Details Matter When Tackling the Public-Health Crisis of Maternal Mortality
By shaunesse’ a. jacobs
Giving birth is often one of the most transformative experiences in a person’s life. Communities shift in the most beautiful ways: families expand, individuals assume communal roles, and investing in the future becomes increasingly important. Yet, the beauty of birth becomes challenging in the United States. The country ranks 55th in the world based on the maternal care our healthcare system offers. These rates are even more staggering for Black communities, as Black women in the United States are three to four times more likely to die from pregnancy-related complications than white women. In fact, following the CDC’s Pregnancy Mortality Surveillance System, Black women experienced the highest number of pregnancy-related deaths compared to all other racial/ethnic groups in 2011-2016.

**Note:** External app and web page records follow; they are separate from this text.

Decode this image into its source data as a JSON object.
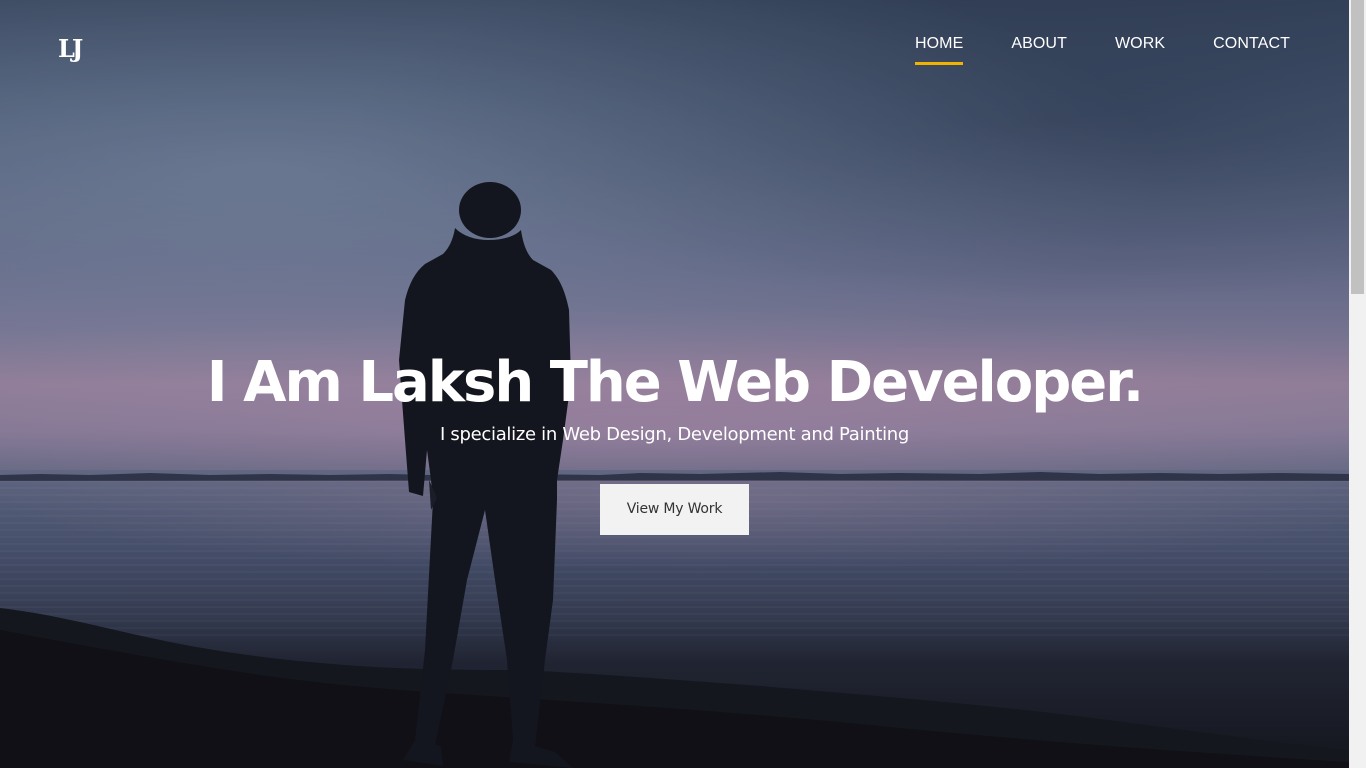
{
  "brand": {
    "logo_text": "LJ"
  },
  "nav": {
    "items": [
      {
        "label": "HOME",
        "active": true
      },
      {
        "label": "ABOUT",
        "active": false
      },
      {
        "label": "WORK",
        "active": false
      },
      {
        "label": "CONTACT",
        "active": false
      }
    ]
  },
  "hero": {
    "headline": "I Am Laksh The Web Developer.",
    "tagline": "I specialize in Web Design, Development and Painting",
    "cta_label": "View My Work",
    "background": "dusk lake with silhouetted man"
  },
  "colors": {
    "accent": "#f0b400",
    "button_bg": "#f2f2f2",
    "button_text": "#333333",
    "text": "#ffffff"
  }
}
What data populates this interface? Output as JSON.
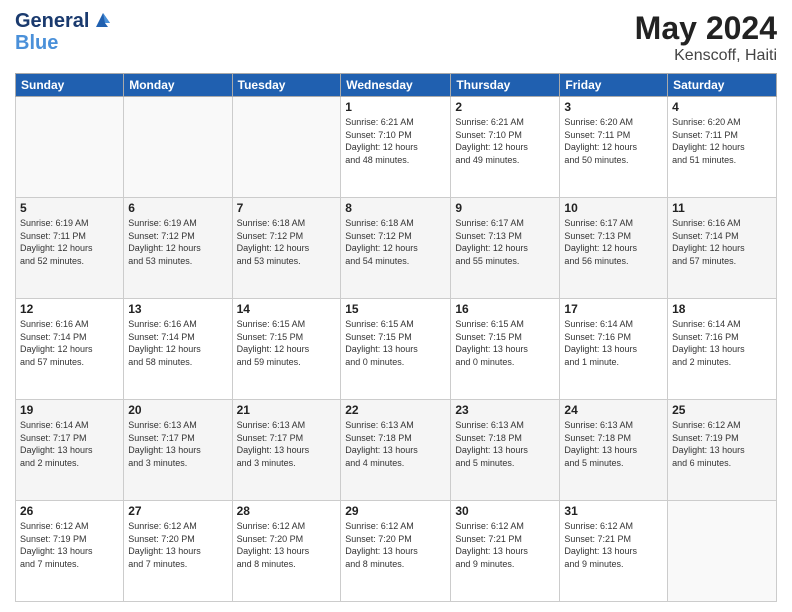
{
  "header": {
    "logo_line1": "General",
    "logo_line2": "Blue",
    "main_title": "May 2024",
    "subtitle": "Kenscoff, Haiti"
  },
  "columns": [
    "Sunday",
    "Monday",
    "Tuesday",
    "Wednesday",
    "Thursday",
    "Friday",
    "Saturday"
  ],
  "weeks": [
    [
      {
        "num": "",
        "info": ""
      },
      {
        "num": "",
        "info": ""
      },
      {
        "num": "",
        "info": ""
      },
      {
        "num": "1",
        "info": "Sunrise: 6:21 AM\nSunset: 7:10 PM\nDaylight: 12 hours\nand 48 minutes."
      },
      {
        "num": "2",
        "info": "Sunrise: 6:21 AM\nSunset: 7:10 PM\nDaylight: 12 hours\nand 49 minutes."
      },
      {
        "num": "3",
        "info": "Sunrise: 6:20 AM\nSunset: 7:11 PM\nDaylight: 12 hours\nand 50 minutes."
      },
      {
        "num": "4",
        "info": "Sunrise: 6:20 AM\nSunset: 7:11 PM\nDaylight: 12 hours\nand 51 minutes."
      }
    ],
    [
      {
        "num": "5",
        "info": "Sunrise: 6:19 AM\nSunset: 7:11 PM\nDaylight: 12 hours\nand 52 minutes."
      },
      {
        "num": "6",
        "info": "Sunrise: 6:19 AM\nSunset: 7:12 PM\nDaylight: 12 hours\nand 53 minutes."
      },
      {
        "num": "7",
        "info": "Sunrise: 6:18 AM\nSunset: 7:12 PM\nDaylight: 12 hours\nand 53 minutes."
      },
      {
        "num": "8",
        "info": "Sunrise: 6:18 AM\nSunset: 7:12 PM\nDaylight: 12 hours\nand 54 minutes."
      },
      {
        "num": "9",
        "info": "Sunrise: 6:17 AM\nSunset: 7:13 PM\nDaylight: 12 hours\nand 55 minutes."
      },
      {
        "num": "10",
        "info": "Sunrise: 6:17 AM\nSunset: 7:13 PM\nDaylight: 12 hours\nand 56 minutes."
      },
      {
        "num": "11",
        "info": "Sunrise: 6:16 AM\nSunset: 7:14 PM\nDaylight: 12 hours\nand 57 minutes."
      }
    ],
    [
      {
        "num": "12",
        "info": "Sunrise: 6:16 AM\nSunset: 7:14 PM\nDaylight: 12 hours\nand 57 minutes."
      },
      {
        "num": "13",
        "info": "Sunrise: 6:16 AM\nSunset: 7:14 PM\nDaylight: 12 hours\nand 58 minutes."
      },
      {
        "num": "14",
        "info": "Sunrise: 6:15 AM\nSunset: 7:15 PM\nDaylight: 12 hours\nand 59 minutes."
      },
      {
        "num": "15",
        "info": "Sunrise: 6:15 AM\nSunset: 7:15 PM\nDaylight: 13 hours\nand 0 minutes."
      },
      {
        "num": "16",
        "info": "Sunrise: 6:15 AM\nSunset: 7:15 PM\nDaylight: 13 hours\nand 0 minutes."
      },
      {
        "num": "17",
        "info": "Sunrise: 6:14 AM\nSunset: 7:16 PM\nDaylight: 13 hours\nand 1 minute."
      },
      {
        "num": "18",
        "info": "Sunrise: 6:14 AM\nSunset: 7:16 PM\nDaylight: 13 hours\nand 2 minutes."
      }
    ],
    [
      {
        "num": "19",
        "info": "Sunrise: 6:14 AM\nSunset: 7:17 PM\nDaylight: 13 hours\nand 2 minutes."
      },
      {
        "num": "20",
        "info": "Sunrise: 6:13 AM\nSunset: 7:17 PM\nDaylight: 13 hours\nand 3 minutes."
      },
      {
        "num": "21",
        "info": "Sunrise: 6:13 AM\nSunset: 7:17 PM\nDaylight: 13 hours\nand 3 minutes."
      },
      {
        "num": "22",
        "info": "Sunrise: 6:13 AM\nSunset: 7:18 PM\nDaylight: 13 hours\nand 4 minutes."
      },
      {
        "num": "23",
        "info": "Sunrise: 6:13 AM\nSunset: 7:18 PM\nDaylight: 13 hours\nand 5 minutes."
      },
      {
        "num": "24",
        "info": "Sunrise: 6:13 AM\nSunset: 7:18 PM\nDaylight: 13 hours\nand 5 minutes."
      },
      {
        "num": "25",
        "info": "Sunrise: 6:12 AM\nSunset: 7:19 PM\nDaylight: 13 hours\nand 6 minutes."
      }
    ],
    [
      {
        "num": "26",
        "info": "Sunrise: 6:12 AM\nSunset: 7:19 PM\nDaylight: 13 hours\nand 7 minutes."
      },
      {
        "num": "27",
        "info": "Sunrise: 6:12 AM\nSunset: 7:20 PM\nDaylight: 13 hours\nand 7 minutes."
      },
      {
        "num": "28",
        "info": "Sunrise: 6:12 AM\nSunset: 7:20 PM\nDaylight: 13 hours\nand 8 minutes."
      },
      {
        "num": "29",
        "info": "Sunrise: 6:12 AM\nSunset: 7:20 PM\nDaylight: 13 hours\nand 8 minutes."
      },
      {
        "num": "30",
        "info": "Sunrise: 6:12 AM\nSunset: 7:21 PM\nDaylight: 13 hours\nand 9 minutes."
      },
      {
        "num": "31",
        "info": "Sunrise: 6:12 AM\nSunset: 7:21 PM\nDaylight: 13 hours\nand 9 minutes."
      },
      {
        "num": "",
        "info": ""
      }
    ]
  ]
}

These statistics inspire my research and the work I have been privileged to pursue through IHSIP this summer. I began the research process wanting to acquire medical records to determine if there were differences in care over the course of a person’s pregnancy that differed across racial/ethnic groups in a Boston hospital. Narratives in the medical records could reveal disparities in care and practices, which might offer health system design and implementation improvements that could be applied across the Boston area and the wider region. Later, the data findings and ideas for improvement could be used to build a computational policy simulation to demonstrate the impact of novel policy ideas both on health outcomes and on healthcare costs.
I assumed the trends in care would be apparent through the way notes were documented by clinicians and the number of follow-up visits a patient scheduled from awareness of conception through six weeks post-partum. While this was a sensible hunch based on the many news reports, social media posts, and CDC reports I had read on this topic, I discovered that the question was far more complex and the nuances matter.
Through meetings with experts in the field—Dr. Eugene Declercq, Dr. Brian Jack, and Dr. Michael Kogan—my faculty advisor Dr. Wildman and I came to understand the variety of public-health and clinical terms used to address maternal morbidity. To begin with, maternal mortality, severe maternal morbidity, and pregnancy-related death are distinct categories in medical records and measured differently. Social factors and health prior to pregnancy are factors. Age and education play important roles. Most importantly, post-natal and preventative care inform how a birthing person’s death is understood. My research expanded to incorporate different measurements and clinical terms. I also had to account for the ways these measures are articulated in national and state datasets. Individual narratives made me aware of the public health crisis, but the subtleties of definition, measurement, and reporting made me aware of the ways the issues swirling around maternal care and morbidity should be communicated with patients, clinicians, public health professionals, and the public.
While our research still seeks to understand the differences in how care is reported across racial/ethnic groups, we have also become aware of the ways that medical records and state and national datasets must be in conversation with one another. These conversations have the potential to improve health system design, public health engagement, and even computational policy simulations that might be used to guide policy decisions. With the right kinds of conversations and public communication, the delivery of care improves, the public’s support of relevant policy measures strengthens, and Black birthing people increase their chances of surviving and flourishing as parents of young children.
We hope our research contributes to the work of shedding light on the dearth of policy initiatives directed towards maternal care. By means of a better understanding of preventable problems that lead to negative birthing outcomes for mothers, especially Black mothers in the United States, we hope to support the development of new policies that directly improve maternal care practices, the reporting of maternal health statistics, and the experience of families..
About the Author
shaunesse’a. jacobs is a third year PhD student on the Constructive Theology and Ethics track at Boston University’s School of Theology. She is a recipient of the 2020 IHSIP Summer Student Research Award in collaboration with advising faculty member, Wesley J. Wildman, PhD. Her research broadly examines the ways communities use religious practices to cope with the injustices of the healthcare system, with special focus on the healthcare injustice of severe maternal morbidity for Black birthing people.